Writing this in March 2022, Lord Hattersley's visit to Tallis in 2006 seems like a lifetime ago. These were the days of Blair’s New Labour, and whilst the initial euphoria and optimism of the 1997 election victory had been diluted, for me at least they seem like halcyon days compared to those who have held this office since 2010.
Roy Hattersley had not come to talk about the present though. He had come on a Teaching Challenge. Literally. Arriving with a film crew in tow he had come to take on the task of teaching my Year 12 History class. The class had been engaged with thinking hard on the theme of struggles for equality through the lens of the British women's suffrage movement and the American Civil Rights movement. My students had accepted the invitation to engage in his teaching pedagogy to think further. My role was to comment upon it live via a video link set up in the office adjacent to the teaching room.
I arrived at school early that day, a habit that has not changed. I prepared the classroom, facilitated the requirements of the camera crew, and reassured my students that it was nothing to worry about and that they should enjoy the occasion.
It is hard not to be overwhelmed when you are in the presence of a politician and a political leader for whom you have some admiration. But, then again, he was not in his comfort zone, I was. The classroom was my world. The House of Commons and Lords was his. I was the expert. Or so I thought. And then he started. Just wow. What a lesson!
You see the thing was Roy's life was intimately entwined with struggles for equality. His life’s work was defined by it. He was able to share the stories of gender and racial equality with consummate ease. Once more, he did this entirely through anecdotes and stories .... no work sheets or textbooks to be seen. In addition, such stories could be embellished with accounts of personal involvement and experience such as meeting Bayard Rustin with Robert Kennedy in 1964. I was not born till 1965! I had been reminded of the power of stories to engage and captivate young minds. Oh, my word what a lesson. And it was a privilege for me to watch and comment.

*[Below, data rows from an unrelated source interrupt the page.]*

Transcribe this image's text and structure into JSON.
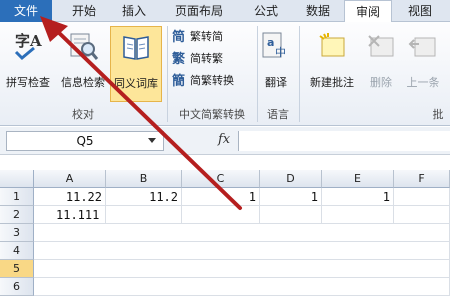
{
  "tabs": [
    {
      "label": "文件"
    },
    {
      "label": "开始"
    },
    {
      "label": "插入"
    },
    {
      "label": "页面布局"
    },
    {
      "label": "公式"
    },
    {
      "label": "数据"
    },
    {
      "label": "审阅"
    },
    {
      "label": "视图"
    }
  ],
  "ribbon": {
    "proofing": {
      "label": "校对",
      "spell": "拼写检查",
      "research": "信息检索",
      "thesaurus": "同义词库"
    },
    "chinese": {
      "label": "中文简繁转换",
      "to_simplified": "繁转简",
      "to_traditional": "简转繁",
      "convert": "简繁转换"
    },
    "language": {
      "label": "语言",
      "translate": "翻译"
    },
    "comments": {
      "label": "批",
      "new_comment": "新建批注",
      "delete": "删除",
      "previous": "上一条"
    }
  },
  "formula_bar": {
    "name_box": "Q5",
    "fx": "fx",
    "value": ""
  },
  "grid": {
    "columns": [
      "A",
      "B",
      "C",
      "D",
      "E",
      "F"
    ],
    "rows": [
      "1",
      "2",
      "3",
      "4",
      "5",
      "6"
    ],
    "cells": {
      "A1": "11.22",
      "B1": "11.2",
      "C1": "1",
      "D1": "1",
      "E1": "1",
      "A2": "11.111"
    },
    "selected_row": "5"
  },
  "colors": {
    "file_tab": "#2c6fba",
    "arrow": "#b51f1f",
    "highlight": "#fde69a"
  }
}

Finally, Lord Hattersley and I shared lunch with the students in Greenwich Park, an opportunity for some less formal conversation. Blair and Brown were the hot topics of the day. At the end my assessment of Roy's teaching, I asked him for a self-assessment and he offered that he was satisfactory and would avoid special measures. I suggested he was very modest.
Bless you Lord Roy Hattersley. You made our day and gave me a tale to tell.
-- Tony Hier